Now, let’s consider the Power of the Penny:
The power to inspire. When Jesus watched the widow fumbling about in her change purse for the last coins she had, He was curious. He called His students over to watch. And they did – from a distance. Her two coins amounted to a penny. He and the disciples watched her drop them in the collection box. And knowing her situation, they were all amazed. Her bank balance just went from one penny to zero.
Jesus was highly impressed, especially since He had watched the Pharisees, et al., put money into the treasury and lots of it. But these were the people who had oppressed the poor widows in the first place. It was ill-gotten gain.
This woman worshiped God with the coins that she had – all the coins she had. Jesus was inspired, and He said, “Truly I tell you, this poor widow has put in more than all those who are contributing to the treasury. For all of them have contributed out of their abundance; but she out of her poverty has put in everything she had, all she had to live on” (vv. 43-44). That widow’s penny had the power to inspire.
The power to change. Inspiration often leads to change. Dr. Dilhani Uswatte is the principal of Rocky Ridge Elementary School in Hoover, Ala. According to a recent Forbes article, she is a “master of leadership.”
Dr. Dil (as she likes to be called) has a motto: “Take the time to inspire and be inspired.” She thought of the lowly penny. “She encouraged everyone at her school to offer a penny to anyone who inspired them. She asked the penny giver to say to the receiver, ‘You have Penny Power. You inspired me. I hope you take this penny and pass it on to somebody else.’ It’s like paying it forward with a focus on inspiration.”
And then the kids started bringing pennies to school!
The Forbes article quotes her as saying, “It was so moving. They were giving them to teachers and telling their teachers how much they appreciated them. They were giving them out to their aides, to our custodians, to their parents. It was like a love fest!”

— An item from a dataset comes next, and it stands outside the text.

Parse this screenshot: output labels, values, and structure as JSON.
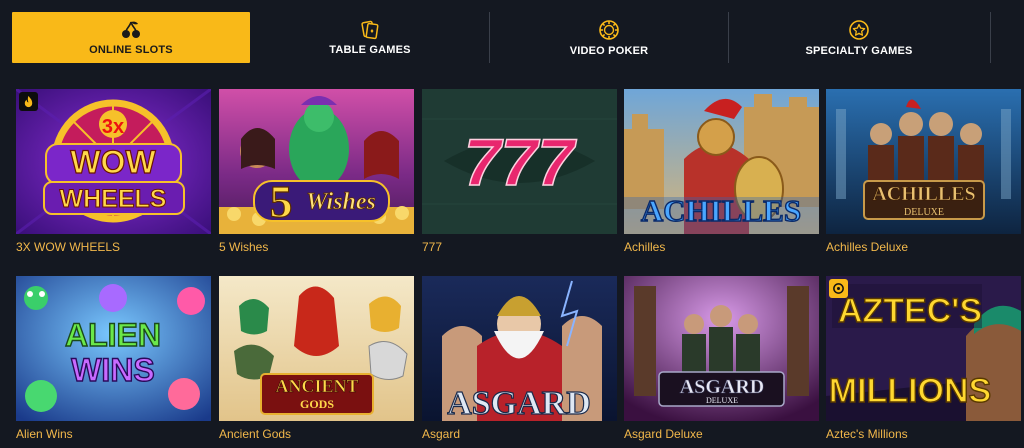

The lowly penny that first produced inspiration had now generated change. The Penny Project began as a means of sharing respect, acknowledgment, and inspiration in the community, but grew into a movement that changed or improved the culture of civility.
The power of faith. In the case of the widow of today’s reading, however, it was not the penny that inspired Jesus. It was the faith that motivated the giving of her last two coins.
Jesus was always impressed by faith. Nothing moved Him more, and a lack of faith was often distressing to Him. The widow’s offering was an expression of faith and a test of her discipleship, and Jesus found this utterly impressive and inspirational.
Many retailers have seen the power of a Penny Project. They invite us to donate our change for charity. They understand the power of micro-donations, whether it is pennies, nickels, dimes, or soda cans for the recycle rebate.
What might we do with a penny project? Perhaps an “alms box” for those in need or a “Pennies for Poverty” program. There is even a program called “Going the Extra Mile” that urges participants to donate a literal mile of pennies.
This morning the gospel reading calls us to express our faith and discipleship through action. When we do, Jesus will not be the only one who is inspired. The power of a penny might bring life to an entire community! Amen.